Toronto led 1-0 after the first, but Boston tied things at 3:06 of the second when McQuaid’s shot from the point squeezed under Andersen’s pad and dribbled in. The goal came moments after Andersen made a ridiculous glove save from his belly on David Krejci with Nash and Travis Dermott battling in the blue paint.
The Leafs went back ahead 43 seconds later when Marner controlled a pass off the boards from Rielly before feeding Marleau in front.
But the Bruins again responded on a goal Andersen will want back when Chara ripped a shot off his mask and in from an impossible angle at 6:19.
Toronto’s Kasperi Kapanen, who hit the post early his team’s ugly 7-3 loss in Game 2, found iron again later in the period on a shot that beat Rask clean, but Matthews would make no mistake later in the period.
After getting thumped in Games 1 and 2, the Leafs had a number of chances early as they returned to a boisterous Air Canada Centre before a controversial sequence led to the opening goal.
Boston was left fuming after centre Riley Nash, who returned to the lineup after suffering an ear laceration on March 31, was ruled to have put fired the puck directly over the glass for a delay of game penalty with just over three minutes left in the first, even though television replays suggested otherwise.
Toronto, which was 1 for 7 with the man advantage through the first two games, made the Bruins pay just seven seconds later when van Riemsdyk scored his second goal of the series slipping the rebound of Tyler Bozak’s initial shot through Rask at 17:05 to give the Leafs their first lead of the series.
The home side had a couple of other opportunities earlier in the period, but Rask stretched to rob Andreas Johnsson with a great save before Kapanen didn’t get all of his backhand attempt on a breakaway.

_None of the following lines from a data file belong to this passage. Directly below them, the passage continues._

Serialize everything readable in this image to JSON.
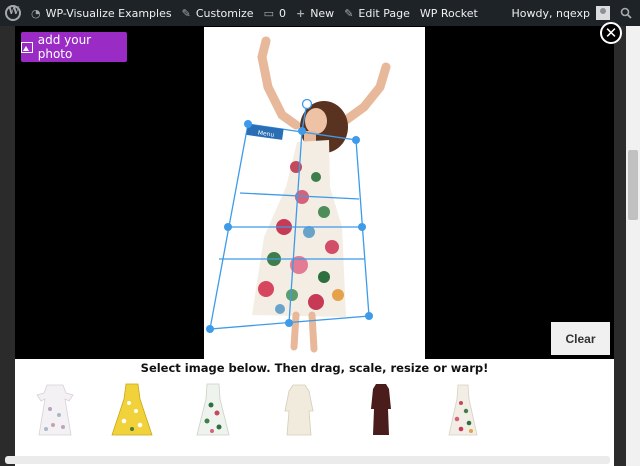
{
  "admin_bar": {
    "site_name": "WP-Visualize Examples",
    "customize": "Customize",
    "comments_count": "0",
    "new": "New",
    "edit_page": "Edit Page",
    "wp_rocket": "WP Rocket",
    "greeting": "Howdy, nqexp"
  },
  "editor": {
    "add_photo_label": "add your photo",
    "clear_label": "Clear",
    "close_glyph": "✕",
    "overlay_tag": "Menu"
  },
  "picker": {
    "title": "Select image below. Then drag, scale, resize or warp!",
    "items": [
      {
        "icon": "white-floral-dress-icon"
      },
      {
        "icon": "yellow-floral-dress-icon"
      },
      {
        "icon": "green-floral-dress-icon"
      },
      {
        "icon": "cream-dress-icon"
      },
      {
        "icon": "burgundy-dress-icon"
      },
      {
        "icon": "floral-strap-dress-icon"
      }
    ]
  },
  "colors": {
    "admin_bar_bg": "#1d2327",
    "add_photo_bg": "#9b2bc5",
    "handle_blue": "#3d9be9"
  }
}
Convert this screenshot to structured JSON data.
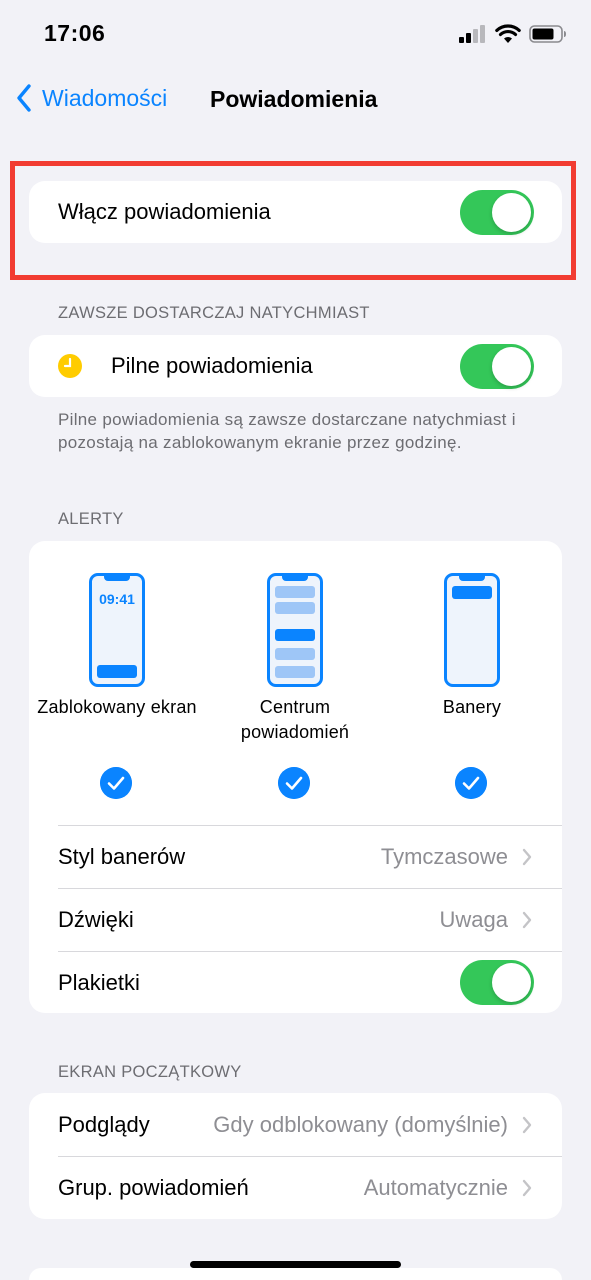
{
  "status": {
    "time": "17:06"
  },
  "nav": {
    "back_label": "Wiadomości",
    "title": "Powiadomienia"
  },
  "main_toggle": {
    "label": "Włącz powiadomienia",
    "on": true
  },
  "immediate": {
    "header": "ZAWSZE DOSTARCZAJ NATYCHMIAST",
    "label": "Pilne powiadomienia",
    "on": true,
    "footnote": "Pilne powiadomienia są zawsze dostarczane natychmiast i pozostają na zablokowanym ekranie przez godzinę."
  },
  "alerts": {
    "header": "ALERTY",
    "lock_time": "09:41",
    "options": [
      {
        "label": "Zablokowany ekran",
        "checked": true
      },
      {
        "label": "Centrum powiadomień",
        "checked": true
      },
      {
        "label": "Banery",
        "checked": true
      }
    ],
    "banner_style": {
      "label": "Styl banerów",
      "value": "Tymczasowe"
    },
    "sounds": {
      "label": "Dźwięki",
      "value": "Uwaga"
    },
    "badges": {
      "label": "Plakietki",
      "on": true
    }
  },
  "lock_screen": {
    "header": "EKRAN POCZĄTKOWY",
    "previews": {
      "label": "Podglądy",
      "value": "Gdy odblokowany (domyślnie)"
    },
    "grouping": {
      "label": "Grup. powiadomień",
      "value": "Automatycznie"
    }
  },
  "colors": {
    "accent": "#0a84ff",
    "toggle_on": "#34c759",
    "highlight": "#f23c32",
    "clock": "#ffcc00"
  }
}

But apart from van Riemsdyk’s goal, the biggest cheer came when Zach Hyman levelled Marchand with a solid hit that sent the Bruins winger flying.
Again minus centre Nazem Kadri, who served the second game of a three-game ban for his hit on Tommy Wingels in Game 1, Toronto bumped Tomas Plekanec up from the fourth line to play between Marleau and Marner on the No. 2 unit.
Toronto winger Leo Komarov sat out with a lower-body injury suffered Saturday, opening the door for veteran Dominic Moore move into Plekanec’s old spot on the fourth line between Johnsson and Kapanen.
Hyman, meanwhile, return to the top line with Matthews and Nylander.
Marleau’s first goal moved him past Gordie Howe and into 17th place on the NHL’s all-time playoff list. Andreas Johnsson left the game in the third period favouring his left leg collided with Marchand and did not return.